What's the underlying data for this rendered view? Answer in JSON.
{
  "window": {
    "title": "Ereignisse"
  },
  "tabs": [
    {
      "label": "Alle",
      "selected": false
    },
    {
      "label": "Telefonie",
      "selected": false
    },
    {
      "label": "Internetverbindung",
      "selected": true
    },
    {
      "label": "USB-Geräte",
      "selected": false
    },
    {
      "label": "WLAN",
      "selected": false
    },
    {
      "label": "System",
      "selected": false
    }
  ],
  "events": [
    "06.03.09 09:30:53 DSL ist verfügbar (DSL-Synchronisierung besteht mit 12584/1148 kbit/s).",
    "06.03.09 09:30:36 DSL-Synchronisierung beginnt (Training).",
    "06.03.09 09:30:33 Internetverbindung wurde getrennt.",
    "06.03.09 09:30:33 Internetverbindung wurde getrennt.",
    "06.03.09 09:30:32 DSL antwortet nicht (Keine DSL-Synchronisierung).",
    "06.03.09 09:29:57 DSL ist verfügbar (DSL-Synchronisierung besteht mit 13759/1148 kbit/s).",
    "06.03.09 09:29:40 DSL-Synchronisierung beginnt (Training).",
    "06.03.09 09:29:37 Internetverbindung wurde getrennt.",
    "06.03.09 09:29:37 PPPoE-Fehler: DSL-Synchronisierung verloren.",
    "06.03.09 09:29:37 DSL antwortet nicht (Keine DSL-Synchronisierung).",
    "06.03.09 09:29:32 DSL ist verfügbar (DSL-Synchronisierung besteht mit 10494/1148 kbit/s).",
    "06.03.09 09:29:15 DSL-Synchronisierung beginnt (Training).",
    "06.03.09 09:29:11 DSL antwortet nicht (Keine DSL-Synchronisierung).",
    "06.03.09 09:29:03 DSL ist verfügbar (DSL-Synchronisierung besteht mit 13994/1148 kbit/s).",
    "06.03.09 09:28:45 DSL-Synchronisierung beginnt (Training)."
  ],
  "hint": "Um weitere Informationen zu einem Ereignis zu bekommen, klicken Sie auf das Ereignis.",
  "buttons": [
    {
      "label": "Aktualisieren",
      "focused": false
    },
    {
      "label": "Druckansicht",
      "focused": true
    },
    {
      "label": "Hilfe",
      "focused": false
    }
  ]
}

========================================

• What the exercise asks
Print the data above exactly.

• Finished exercise
What's the underlying data for this rendered view? Answer in JSON.
{
  "window": {
    "title": "Ereignisse"
  },
  "tabs": [
    {
      "label": "Alle",
      "selected": false
    },
    {
      "label": "Telefonie",
      "selected": false
    },
    {
      "label": "Internetverbindung",
      "selected": true
    },
    {
      "label": "USB-Geräte",
      "selected": false
    },
    {
      "label": "WLAN",
      "selected": false
    },
    {
      "label": "System",
      "selected": false
    }
  ],
  "events": [
    "06.03.09 09:30:53 DSL ist verfügbar (DSL-Synchronisierung besteht mit 12584/1148 kbit/s).",
    "06.03.09 09:30:36 DSL-Synchronisierung beginnt (Training).",
    "06.03.09 09:30:33 Internetverbindung wurde getrennt.",
    "06.03.09 09:30:33 Internetverbindung wurde getrennt.",
    "06.03.09 09:30:32 DSL antwortet nicht (Keine DSL-Synchronisierung).",
    "06.03.09 09:29:57 DSL ist verfügbar (DSL-Synchronisierung besteht mit 13759/1148 kbit/s).",
    "06.03.09 09:29:40 DSL-Synchronisierung beginnt (Training).",
    "06.03.09 09:29:37 Internetverbindung wurde getrennt.",
    "06.03.09 09:29:37 PPPoE-Fehler: DSL-Synchronisierung verloren.",
    "06.03.09 09:29:37 DSL antwortet nicht (Keine DSL-Synchronisierung).",
    "06.03.09 09:29:32 DSL ist verfügbar (DSL-Synchronisierung besteht mit 10494/1148 kbit/s).",
    "06.03.09 09:29:15 DSL-Synchronisierung beginnt (Training).",
    "06.03.09 09:29:11 DSL antwortet nicht (Keine DSL-Synchronisierung).",
    "06.03.09 09:29:03 DSL ist verfügbar (DSL-Synchronisierung besteht mit 13994/1148 kbit/s).",
    "06.03.09 09:28:45 DSL-Synchronisierung beginnt (Training)."
  ],
  "hint": "Um weitere Informationen zu einem Ereignis zu bekommen, klicken Sie auf das Ereignis.",
  "buttons": [
    {
      "label": "Aktualisieren",
      "focused": false
    },
    {
      "label": "Druckansicht",
      "focused": true
    },
    {
      "label": "Hilfe",
      "focused": false
    }
  ]
}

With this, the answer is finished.